• What is needed:
Write the entries below out again exactly, but skip the pictures.

(Task input begins)

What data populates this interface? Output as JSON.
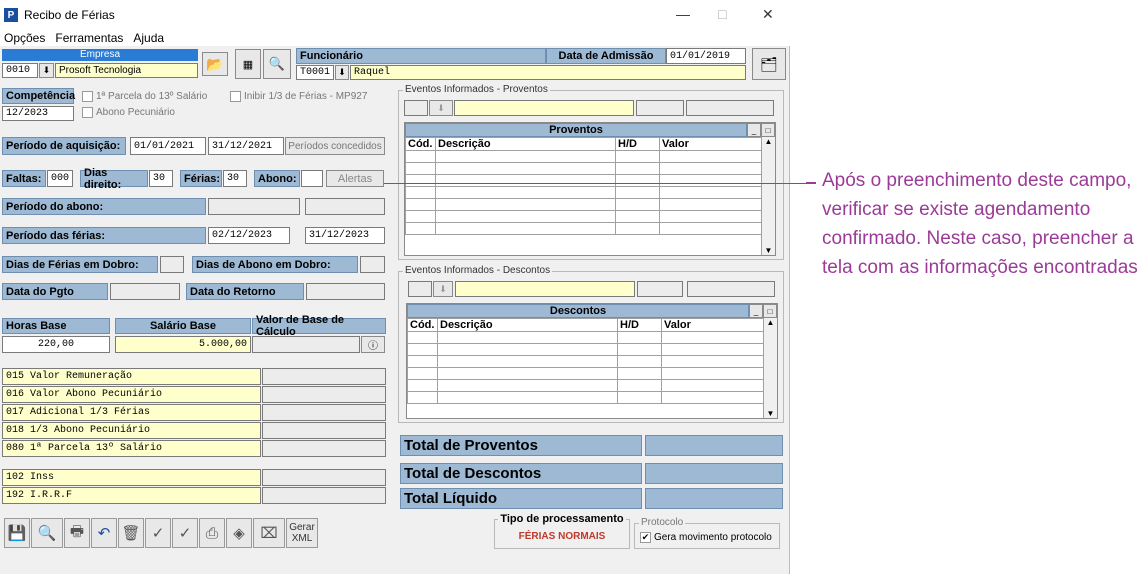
{
  "window": {
    "title": "Recibo de Férias",
    "minimize": "—",
    "maximize": "□",
    "close": "✕"
  },
  "menu": [
    "Opções",
    "Ferramentas",
    "Ajuda"
  ],
  "empresa": {
    "label": "Empresa",
    "code": "0010",
    "name": "Prosoft Tecnologia"
  },
  "funcionario": {
    "label": "Funcionário",
    "code": "T0001",
    "name": "Raquel",
    "admissao_label": "Data de Admissão",
    "admissao": "01/01/2019"
  },
  "competencia": {
    "label": "Competência",
    "value": "12/2023",
    "parcela13": "1ª Parcela do 13º Salário",
    "inibir": "Inibir 1/3 de Férias - MP927",
    "abono": "Abono Pecuniário"
  },
  "aquisicao": {
    "label": "Período de aquisição:",
    "inicio": "01/01/2021",
    "fim": "31/12/2021",
    "btn": "Períodos concedidos"
  },
  "faltas": {
    "label": "Faltas:",
    "value": "000",
    "direito_label": "Dias direito:",
    "direito": "30",
    "ferias_label": "Férias:",
    "ferias": "30",
    "abono_label": "Abono:",
    "abono": "",
    "alertas": "Alertas"
  },
  "periodo_abono": {
    "label": "Período do abono:"
  },
  "periodo_ferias": {
    "label": "Período das férias:",
    "inicio": "02/12/2023",
    "fim": "31/12/2023"
  },
  "dobro": {
    "ferias_label": "Dias de Férias em Dobro:",
    "abono_label": "Dias de Abono em Dobro:"
  },
  "datas": {
    "pgto_label": "Data do Pgto",
    "retorno_label": "Data do Retorno"
  },
  "base": {
    "horas_label": "Horas Base",
    "horas": "220,00",
    "salario_label": "Salário Base",
    "salario": "5.000,00",
    "calculo_label": "Valor de Base de Cálculo"
  },
  "eventos_proventos": [
    {
      "code": "015",
      "desc": "Valor Remuneração"
    },
    {
      "code": "016",
      "desc": "Valor Abono Pecuniário"
    },
    {
      "code": "017",
      "desc": "Adicional 1/3 Férias"
    },
    {
      "code": "018",
      "desc": "1/3 Abono Pecuniário"
    },
    {
      "code": "080",
      "desc": "1ª Parcela 13º Salário"
    }
  ],
  "eventos_descontos": [
    {
      "code": "102",
      "desc": "Inss"
    },
    {
      "code": "192",
      "desc": "I.R.R.F"
    }
  ],
  "proventos_group": {
    "title": "Eventos Informados - Proventos",
    "grid_title": "Proventos",
    "cols": [
      "Cód.",
      "Descrição",
      "H/D",
      "Valor"
    ]
  },
  "descontos_group": {
    "title": "Eventos Informados - Descontos",
    "grid_title": "Descontos",
    "cols": [
      "Cód.",
      "Descrição",
      "H/D",
      "Valor"
    ]
  },
  "totais": {
    "proventos": "Total de Proventos",
    "descontos": "Total de Descontos",
    "liquido": "Total Líquido"
  },
  "processamento": {
    "label": "Tipo de processamento",
    "value": "FÉRIAS NORMAIS"
  },
  "protocolo": {
    "label": "Protocolo",
    "check": "Gera movimento protocolo"
  },
  "toolbar": {
    "gerar": "Gerar",
    "xml": "XML"
  },
  "annotation": "Após o preenchimento deste campo, verificar se existe agendamento confirmado. Neste caso, preencher a tela com as informações encontradas",
  "colors": {
    "label_blue": "#9db9d4",
    "field_yellow": "#ffffcc",
    "annotation": "#9b3b97",
    "process_red": "#c0392b"
  }
}
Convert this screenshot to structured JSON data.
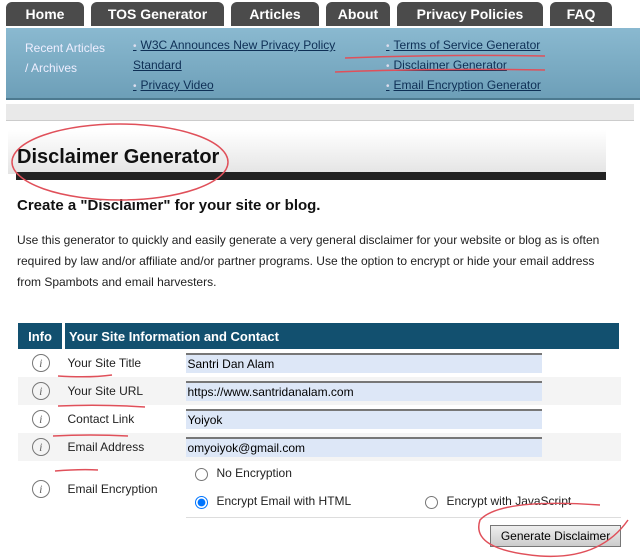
{
  "nav": {
    "tabs": [
      "Home",
      "TOS Generator",
      "Articles",
      "About",
      "Privacy Policies",
      "FAQ"
    ]
  },
  "panel": {
    "label_line1": "Recent Articles",
    "label_line2": "/ Archives",
    "links": [
      "W3C Announces New Privacy Policy",
      "Standard",
      "Privacy Video",
      "Terms of Service Generator",
      "Disclaimer Generator",
      "Email Encryption Generator"
    ]
  },
  "page": {
    "title": "Disclaimer Generator",
    "subtitle": "Create a \"Disclaimer\" for your site or blog.",
    "description": "Use this generator to quickly and easily generate a very general disclaimer for your website or blog as is often required by law and/or affiliate and/or partner programs. Use the option to encrypt or hide your email address from Spambots and email harvesters."
  },
  "form": {
    "col_info": "Info",
    "col_main": "Your Site Information and Contact",
    "info_icon": "i",
    "fields": [
      {
        "label": "Your Site Title",
        "value": "Santri Dan Alam"
      },
      {
        "label": "Your Site URL",
        "value": "https://www.santridanalam.com"
      },
      {
        "label": "Contact Link",
        "value": "Yoiyok"
      },
      {
        "label": "Email Address",
        "value": "omyoiyok@gmail.com"
      }
    ],
    "encryption_label": "Email Encryption",
    "options": [
      "No Encryption",
      "Encrypt Email with HTML",
      "Encrypt with JavaScript"
    ],
    "selected": "Encrypt Email with HTML",
    "submit": "Generate Disclaimer"
  },
  "colors": {
    "nav": "#4b4b4b",
    "panel": "#7fb0c8",
    "table_header": "#12506f",
    "annotation": "#e0505a"
  }
}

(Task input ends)

• Output of the exercise:
What data populates this interface? Output as JSON.
{
  "window": {
    "title": "Recibo de Férias",
    "minimize": "—",
    "maximize": "□",
    "close": "✕"
  },
  "menu": [
    "Opções",
    "Ferramentas",
    "Ajuda"
  ],
  "empresa": {
    "label": "Empresa",
    "code": "0010",
    "name": "Prosoft Tecnologia"
  },
  "funcionario": {
    "label": "Funcionário",
    "code": "T0001",
    "name": "Raquel",
    "admissao_label": "Data de Admissão",
    "admissao": "01/01/2019"
  },
  "competencia": {
    "label": "Competência",
    "value": "12/2023",
    "parcela13": "1ª Parcela do 13º Salário",
    "inibir": "Inibir 1/3 de Férias - MP927",
    "abono": "Abono Pecuniário"
  },
  "aquisicao": {
    "label": "Período de aquisição:",
    "inicio": "01/01/2021",
    "fim": "31/12/2021",
    "btn": "Períodos concedidos"
  },
  "faltas": {
    "label": "Faltas:",
    "value": "000",
    "direito_label": "Dias direito:",
    "direito": "30",
    "ferias_label": "Férias:",
    "ferias": "30",
    "abono_label": "Abono:",
    "abono": "",
    "alertas": "Alertas"
  },
  "periodo_abono": {
    "label": "Período do abono:"
  },
  "periodo_ferias": {
    "label": "Período das férias:",
    "inicio": "02/12/2023",
    "fim": "31/12/2023"
  },
  "dobro": {
    "ferias_label": "Dias de Férias em Dobro:",
    "abono_label": "Dias de Abono em Dobro:"
  },
  "datas": {
    "pgto_label": "Data do Pgto",
    "retorno_label": "Data do Retorno"
  },
  "base": {
    "horas_label": "Horas Base",
    "horas": "220,00",
    "salario_label": "Salário Base",
    "salario": "5.000,00",
    "calculo_label": "Valor de Base de Cálculo"
  },
  "eventos_proventos": [
    {
      "code": "015",
      "desc": "Valor Remuneração"
    },
    {
      "code": "016",
      "desc": "Valor Abono Pecuniário"
    },
    {
      "code": "017",
      "desc": "Adicional 1/3 Férias"
    },
    {
      "code": "018",
      "desc": "1/3 Abono Pecuniário"
    },
    {
      "code": "080",
      "desc": "1ª Parcela 13º Salário"
    }
  ],
  "eventos_descontos": [
    {
      "code": "102",
      "desc": "Inss"
    },
    {
      "code": "192",
      "desc": "I.R.R.F"
    }
  ],
  "proventos_group": {
    "title": "Eventos Informados - Proventos",
    "grid_title": "Proventos",
    "cols": [
      "Cód.",
      "Descrição",
      "H/D",
      "Valor"
    ]
  },
  "descontos_group": {
    "title": "Eventos Informados - Descontos",
    "grid_title": "Descontos",
    "cols": [
      "Cód.",
      "Descrição",
      "H/D",
      "Valor"
    ]
  },
  "totais": {
    "proventos": "Total de Proventos",
    "descontos": "Total de Descontos",
    "liquido": "Total Líquido"
  },
  "processamento": {
    "label": "Tipo de processamento",
    "value": "FÉRIAS NORMAIS"
  },
  "protocolo": {
    "label": "Protocolo",
    "check": "Gera movimento protocolo"
  },
  "toolbar": {
    "gerar": "Gerar",
    "xml": "XML"
  },
  "annotation": "Após o preenchimento deste campo, verificar se existe agendamento confirmado. Neste caso, preencher a tela com as informações encontradas",
  "colors": {
    "label_blue": "#9db9d4",
    "field_yellow": "#ffffcc",
    "annotation": "#9b3b97",
    "process_red": "#c0392b"
  }
}
Convert this screenshot to structured JSON data.
{
  "nav": {
    "tabs": [
      "Home",
      "TOS Generator",
      "Articles",
      "About",
      "Privacy Policies",
      "FAQ"
    ]
  },
  "panel": {
    "label_line1": "Recent Articles",
    "label_line2": "/ Archives",
    "links": [
      "W3C Announces New Privacy Policy",
      "Standard",
      "Privacy Video",
      "Terms of Service Generator",
      "Disclaimer Generator",
      "Email Encryption Generator"
    ]
  },
  "page": {
    "title": "Disclaimer Generator",
    "subtitle": "Create a \"Disclaimer\" for your site or blog.",
    "description": "Use this generator to quickly and easily generate a very general disclaimer for your website or blog as is often required by law and/or affiliate and/or partner programs. Use the option to encrypt or hide your email address from Spambots and email harvesters."
  },
  "form": {
    "col_info": "Info",
    "col_main": "Your Site Information and Contact",
    "info_icon": "i",
    "fields": [
      {
        "label": "Your Site Title",
        "value": "Santri Dan Alam"
      },
      {
        "label": "Your Site URL",
        "value": "https://www.santridanalam.com"
      },
      {
        "label": "Contact Link",
        "value": "Yoiyok"
      },
      {
        "label": "Email Address",
        "value": "omyoiyok@gmail.com"
      }
    ],
    "encryption_label": "Email Encryption",
    "options": [
      "No Encryption",
      "Encrypt Email with HTML",
      "Encrypt with JavaScript"
    ],
    "selected": "Encrypt Email with HTML",
    "submit": "Generate Disclaimer"
  },
  "colors": {
    "nav": "#4b4b4b",
    "panel": "#7fb0c8",
    "table_header": "#12506f",
    "annotation": "#e0505a"
  }
}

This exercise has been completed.